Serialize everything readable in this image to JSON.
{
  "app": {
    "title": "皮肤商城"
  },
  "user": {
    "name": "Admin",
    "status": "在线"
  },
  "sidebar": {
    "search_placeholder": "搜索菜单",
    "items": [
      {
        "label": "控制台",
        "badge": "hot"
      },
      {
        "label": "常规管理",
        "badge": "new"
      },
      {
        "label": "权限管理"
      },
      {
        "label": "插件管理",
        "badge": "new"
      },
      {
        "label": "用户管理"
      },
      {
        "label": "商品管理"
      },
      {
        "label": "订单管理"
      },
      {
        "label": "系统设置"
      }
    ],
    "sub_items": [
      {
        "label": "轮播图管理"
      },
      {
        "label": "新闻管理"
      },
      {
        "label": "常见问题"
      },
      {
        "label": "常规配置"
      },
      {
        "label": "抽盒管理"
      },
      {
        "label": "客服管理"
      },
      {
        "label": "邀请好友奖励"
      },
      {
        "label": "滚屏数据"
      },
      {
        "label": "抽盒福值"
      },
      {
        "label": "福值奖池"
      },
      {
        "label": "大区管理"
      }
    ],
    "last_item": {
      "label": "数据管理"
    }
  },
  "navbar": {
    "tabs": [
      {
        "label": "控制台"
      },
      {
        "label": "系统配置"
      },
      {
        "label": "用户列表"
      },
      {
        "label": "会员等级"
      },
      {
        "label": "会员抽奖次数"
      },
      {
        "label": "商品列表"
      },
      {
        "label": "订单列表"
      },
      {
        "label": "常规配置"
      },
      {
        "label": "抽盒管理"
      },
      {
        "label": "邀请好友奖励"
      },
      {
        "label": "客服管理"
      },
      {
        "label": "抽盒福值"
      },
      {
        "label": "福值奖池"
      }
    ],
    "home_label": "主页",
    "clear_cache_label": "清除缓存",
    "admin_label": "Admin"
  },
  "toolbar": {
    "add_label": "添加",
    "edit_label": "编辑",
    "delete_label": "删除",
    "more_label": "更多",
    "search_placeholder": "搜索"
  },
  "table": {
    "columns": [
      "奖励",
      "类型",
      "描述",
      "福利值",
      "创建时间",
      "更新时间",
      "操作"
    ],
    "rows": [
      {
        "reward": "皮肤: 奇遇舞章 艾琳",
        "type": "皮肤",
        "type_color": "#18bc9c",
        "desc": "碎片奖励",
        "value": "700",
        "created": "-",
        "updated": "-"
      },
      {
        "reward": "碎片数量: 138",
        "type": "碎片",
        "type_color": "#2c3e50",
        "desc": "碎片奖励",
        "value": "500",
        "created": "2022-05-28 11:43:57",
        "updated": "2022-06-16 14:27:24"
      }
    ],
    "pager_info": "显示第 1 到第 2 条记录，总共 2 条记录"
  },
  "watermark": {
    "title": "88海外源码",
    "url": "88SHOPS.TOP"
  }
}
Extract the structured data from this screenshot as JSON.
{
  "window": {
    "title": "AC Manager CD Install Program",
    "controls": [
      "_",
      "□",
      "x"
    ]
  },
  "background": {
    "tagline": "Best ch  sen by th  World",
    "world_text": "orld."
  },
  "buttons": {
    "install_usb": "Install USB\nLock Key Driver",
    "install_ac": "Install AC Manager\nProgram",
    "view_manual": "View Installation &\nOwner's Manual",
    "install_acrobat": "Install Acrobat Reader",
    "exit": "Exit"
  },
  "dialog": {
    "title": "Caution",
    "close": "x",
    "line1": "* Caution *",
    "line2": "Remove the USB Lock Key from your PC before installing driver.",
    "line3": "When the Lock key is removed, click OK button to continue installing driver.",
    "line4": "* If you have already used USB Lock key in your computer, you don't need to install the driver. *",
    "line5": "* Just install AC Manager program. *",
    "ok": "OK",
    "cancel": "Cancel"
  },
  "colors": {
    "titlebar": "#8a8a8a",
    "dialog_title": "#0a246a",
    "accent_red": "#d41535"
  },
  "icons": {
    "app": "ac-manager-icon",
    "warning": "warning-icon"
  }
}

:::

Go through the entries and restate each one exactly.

■ RESPONSE:
Serialize everything readable in this image to JSON.
{
  "app": {
    "title": "皮肤商城"
  },
  "user": {
    "name": "Admin",
    "status": "在线"
  },
  "sidebar": {
    "search_placeholder": "搜索菜单",
    "items": [
      {
        "label": "控制台",
        "badge": "hot"
      },
      {
        "label": "常规管理",
        "badge": "new"
      },
      {
        "label": "权限管理"
      },
      {
        "label": "插件管理",
        "badge": "new"
      },
      {
        "label": "用户管理"
      },
      {
        "label": "商品管理"
      },
      {
        "label": "订单管理"
      },
      {
        "label": "系统设置"
      }
    ],
    "sub_items": [
      {
        "label": "轮播图管理"
      },
      {
        "label": "新闻管理"
      },
      {
        "label": "常见问题"
      },
      {
        "label": "常规配置"
      },
      {
        "label": "抽盒管理"
      },
      {
        "label": "客服管理"
      },
      {
        "label": "邀请好友奖励"
      },
      {
        "label": "滚屏数据"
      },
      {
        "label": "抽盒福值"
      },
      {
        "label": "福值奖池"
      },
      {
        "label": "大区管理"
      }
    ],
    "last_item": {
      "label": "数据管理"
    }
  },
  "navbar": {
    "tabs": [
      {
        "label": "控制台"
      },
      {
        "label": "系统配置"
      },
      {
        "label": "用户列表"
      },
      {
        "label": "会员等级"
      },
      {
        "label": "会员抽奖次数"
      },
      {
        "label": "商品列表"
      },
      {
        "label": "订单列表"
      },
      {
        "label": "常规配置"
      },
      {
        "label": "抽盒管理"
      },
      {
        "label": "邀请好友奖励"
      },
      {
        "label": "客服管理"
      },
      {
        "label": "抽盒福值"
      },
      {
        "label": "福值奖池"
      }
    ],
    "home_label": "主页",
    "clear_cache_label": "清除缓存",
    "admin_label": "Admin"
  },
  "toolbar": {
    "add_label": "添加",
    "edit_label": "编辑",
    "delete_label": "删除",
    "more_label": "更多",
    "search_placeholder": "搜索"
  },
  "table": {
    "columns": [
      "奖励",
      "类型",
      "描述",
      "福利值",
      "创建时间",
      "更新时间",
      "操作"
    ],
    "rows": [
      {
        "reward": "皮肤: 奇遇舞章 艾琳",
        "type": "皮肤",
        "type_color": "#18bc9c",
        "desc": "碎片奖励",
        "value": "700",
        "created": "-",
        "updated": "-"
      },
      {
        "reward": "碎片数量: 138",
        "type": "碎片",
        "type_color": "#2c3e50",
        "desc": "碎片奖励",
        "value": "500",
        "created": "2022-05-28 11:43:57",
        "updated": "2022-06-16 14:27:24"
      }
    ],
    "pager_info": "显示第 1 到第 2 条记录，总共 2 条记录"
  },
  "watermark": {
    "title": "88海外源码",
    "url": "88SHOPS.TOP"
  }
}
Extract the structured data from this screenshot as JSON.
{
  "window": {
    "title": "AC Manager CD Install Program",
    "controls": [
      "_",
      "□",
      "x"
    ]
  },
  "background": {
    "tagline": "Best ch  sen by th  World",
    "world_text": "orld."
  },
  "buttons": {
    "install_usb": "Install USB\nLock Key Driver",
    "install_ac": "Install AC Manager\nProgram",
    "view_manual": "View Installation &\nOwner's Manual",
    "install_acrobat": "Install Acrobat Reader",
    "exit": "Exit"
  },
  "dialog": {
    "title": "Caution",
    "close": "x",
    "line1": "* Caution *",
    "line2": "Remove the USB Lock Key from your PC before installing driver.",
    "line3": "When the Lock key is removed, click OK button to continue installing driver.",
    "line4": "* If you have already used USB Lock key in your computer, you don't need to install the driver. *",
    "line5": "* Just install AC Manager program. *",
    "ok": "OK",
    "cancel": "Cancel"
  },
  "colors": {
    "titlebar": "#8a8a8a",
    "dialog_title": "#0a246a",
    "accent_red": "#d41535"
  },
  "icons": {
    "app": "ac-manager-icon",
    "warning": "warning-icon"
  }
}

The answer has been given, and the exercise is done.